What you have to do ▸ Using the material that follows, work out how many lines include the word "РСФСР". Your answer should be that number only.

Task material ▸
============================================================

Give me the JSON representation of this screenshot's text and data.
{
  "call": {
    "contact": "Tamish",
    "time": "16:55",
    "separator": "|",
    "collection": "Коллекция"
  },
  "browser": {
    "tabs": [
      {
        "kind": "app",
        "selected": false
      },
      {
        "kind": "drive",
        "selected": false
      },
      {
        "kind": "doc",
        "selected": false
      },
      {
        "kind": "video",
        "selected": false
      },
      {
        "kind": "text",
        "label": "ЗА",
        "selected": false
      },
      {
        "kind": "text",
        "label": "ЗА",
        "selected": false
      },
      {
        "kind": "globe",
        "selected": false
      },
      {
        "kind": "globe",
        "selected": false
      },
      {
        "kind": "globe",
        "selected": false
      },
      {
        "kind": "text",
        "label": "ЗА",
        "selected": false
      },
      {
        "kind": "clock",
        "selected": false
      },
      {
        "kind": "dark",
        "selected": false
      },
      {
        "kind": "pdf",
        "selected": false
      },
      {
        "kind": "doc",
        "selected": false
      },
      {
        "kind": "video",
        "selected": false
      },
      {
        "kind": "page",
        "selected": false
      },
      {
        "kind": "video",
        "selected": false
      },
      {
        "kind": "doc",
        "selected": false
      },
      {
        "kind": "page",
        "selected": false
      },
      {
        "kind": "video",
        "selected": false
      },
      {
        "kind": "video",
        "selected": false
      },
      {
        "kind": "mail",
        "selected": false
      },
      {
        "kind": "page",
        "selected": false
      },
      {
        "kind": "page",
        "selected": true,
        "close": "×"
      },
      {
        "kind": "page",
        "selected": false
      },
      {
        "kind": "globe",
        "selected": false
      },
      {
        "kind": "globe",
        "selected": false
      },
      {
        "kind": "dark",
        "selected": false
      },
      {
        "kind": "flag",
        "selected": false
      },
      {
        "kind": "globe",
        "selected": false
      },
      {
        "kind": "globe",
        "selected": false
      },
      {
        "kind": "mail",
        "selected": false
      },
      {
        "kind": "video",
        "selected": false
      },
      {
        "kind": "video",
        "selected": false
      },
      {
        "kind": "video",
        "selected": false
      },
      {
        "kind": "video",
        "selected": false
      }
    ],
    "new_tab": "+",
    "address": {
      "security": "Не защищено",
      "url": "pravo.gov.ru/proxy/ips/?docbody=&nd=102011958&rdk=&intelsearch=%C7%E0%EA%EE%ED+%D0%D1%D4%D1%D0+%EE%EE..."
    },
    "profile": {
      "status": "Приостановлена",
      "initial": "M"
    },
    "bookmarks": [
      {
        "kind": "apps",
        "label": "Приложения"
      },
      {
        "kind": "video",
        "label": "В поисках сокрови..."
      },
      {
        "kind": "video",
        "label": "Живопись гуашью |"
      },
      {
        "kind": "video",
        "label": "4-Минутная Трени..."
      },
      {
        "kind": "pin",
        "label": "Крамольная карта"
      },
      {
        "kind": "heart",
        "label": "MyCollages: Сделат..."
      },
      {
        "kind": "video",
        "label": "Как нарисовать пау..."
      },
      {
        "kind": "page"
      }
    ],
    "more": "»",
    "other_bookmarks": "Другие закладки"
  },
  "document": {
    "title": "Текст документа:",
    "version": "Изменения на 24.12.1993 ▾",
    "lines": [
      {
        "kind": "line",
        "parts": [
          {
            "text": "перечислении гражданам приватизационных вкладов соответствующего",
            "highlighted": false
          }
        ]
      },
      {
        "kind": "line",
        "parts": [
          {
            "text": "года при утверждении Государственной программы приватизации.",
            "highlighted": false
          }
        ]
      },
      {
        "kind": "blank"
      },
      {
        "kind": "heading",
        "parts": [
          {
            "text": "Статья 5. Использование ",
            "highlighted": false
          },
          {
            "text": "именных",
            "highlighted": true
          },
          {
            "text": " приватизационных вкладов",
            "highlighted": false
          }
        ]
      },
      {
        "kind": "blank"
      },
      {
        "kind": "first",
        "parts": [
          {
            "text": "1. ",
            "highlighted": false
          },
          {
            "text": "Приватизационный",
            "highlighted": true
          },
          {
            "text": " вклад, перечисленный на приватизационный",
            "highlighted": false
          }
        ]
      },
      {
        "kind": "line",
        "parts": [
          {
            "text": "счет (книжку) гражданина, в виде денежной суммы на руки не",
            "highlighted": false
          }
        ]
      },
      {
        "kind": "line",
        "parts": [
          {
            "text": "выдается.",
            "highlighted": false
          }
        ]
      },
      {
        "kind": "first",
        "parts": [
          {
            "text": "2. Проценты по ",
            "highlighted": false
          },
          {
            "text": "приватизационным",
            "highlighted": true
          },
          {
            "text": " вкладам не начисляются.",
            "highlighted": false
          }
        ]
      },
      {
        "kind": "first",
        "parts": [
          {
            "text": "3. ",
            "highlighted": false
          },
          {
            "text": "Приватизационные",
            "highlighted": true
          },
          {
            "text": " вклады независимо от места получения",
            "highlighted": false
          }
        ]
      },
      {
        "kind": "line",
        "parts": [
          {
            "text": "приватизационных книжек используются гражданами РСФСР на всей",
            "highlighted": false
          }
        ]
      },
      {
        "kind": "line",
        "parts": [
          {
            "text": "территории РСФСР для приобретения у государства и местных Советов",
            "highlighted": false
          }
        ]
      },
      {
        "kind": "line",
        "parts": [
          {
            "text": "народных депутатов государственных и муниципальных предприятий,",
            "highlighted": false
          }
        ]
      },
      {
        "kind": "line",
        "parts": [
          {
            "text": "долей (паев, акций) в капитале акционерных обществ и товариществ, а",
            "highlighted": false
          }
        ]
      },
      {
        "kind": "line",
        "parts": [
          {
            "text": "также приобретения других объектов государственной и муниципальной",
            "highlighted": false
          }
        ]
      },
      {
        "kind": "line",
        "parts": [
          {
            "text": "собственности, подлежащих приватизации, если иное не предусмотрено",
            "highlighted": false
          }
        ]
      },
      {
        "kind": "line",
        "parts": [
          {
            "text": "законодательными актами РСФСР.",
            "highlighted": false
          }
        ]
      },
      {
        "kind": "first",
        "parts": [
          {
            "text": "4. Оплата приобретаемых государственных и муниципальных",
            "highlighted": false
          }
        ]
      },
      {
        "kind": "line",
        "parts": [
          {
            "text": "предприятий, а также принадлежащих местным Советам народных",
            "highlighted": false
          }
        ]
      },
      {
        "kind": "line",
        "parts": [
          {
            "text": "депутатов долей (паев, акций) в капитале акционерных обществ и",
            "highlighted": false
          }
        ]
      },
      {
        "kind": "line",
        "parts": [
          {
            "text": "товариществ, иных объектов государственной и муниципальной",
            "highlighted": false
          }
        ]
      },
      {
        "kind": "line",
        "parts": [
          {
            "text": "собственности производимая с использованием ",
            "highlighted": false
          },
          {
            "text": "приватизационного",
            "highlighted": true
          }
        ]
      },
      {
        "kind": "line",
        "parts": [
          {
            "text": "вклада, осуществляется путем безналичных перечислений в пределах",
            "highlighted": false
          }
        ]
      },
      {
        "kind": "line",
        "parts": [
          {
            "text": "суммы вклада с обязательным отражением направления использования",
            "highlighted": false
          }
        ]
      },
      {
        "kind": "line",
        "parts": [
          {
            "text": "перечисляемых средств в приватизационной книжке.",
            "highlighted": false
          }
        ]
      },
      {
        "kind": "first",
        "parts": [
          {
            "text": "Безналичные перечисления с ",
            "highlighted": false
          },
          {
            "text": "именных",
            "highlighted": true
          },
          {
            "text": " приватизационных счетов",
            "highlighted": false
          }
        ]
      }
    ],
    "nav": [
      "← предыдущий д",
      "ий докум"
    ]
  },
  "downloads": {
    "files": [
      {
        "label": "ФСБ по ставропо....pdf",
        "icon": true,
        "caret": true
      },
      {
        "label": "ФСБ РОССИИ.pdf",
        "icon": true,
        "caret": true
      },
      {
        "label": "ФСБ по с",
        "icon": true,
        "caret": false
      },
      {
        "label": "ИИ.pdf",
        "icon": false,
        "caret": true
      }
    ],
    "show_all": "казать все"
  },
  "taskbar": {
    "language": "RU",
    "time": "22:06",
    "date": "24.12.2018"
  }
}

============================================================

Answer section ▸ 3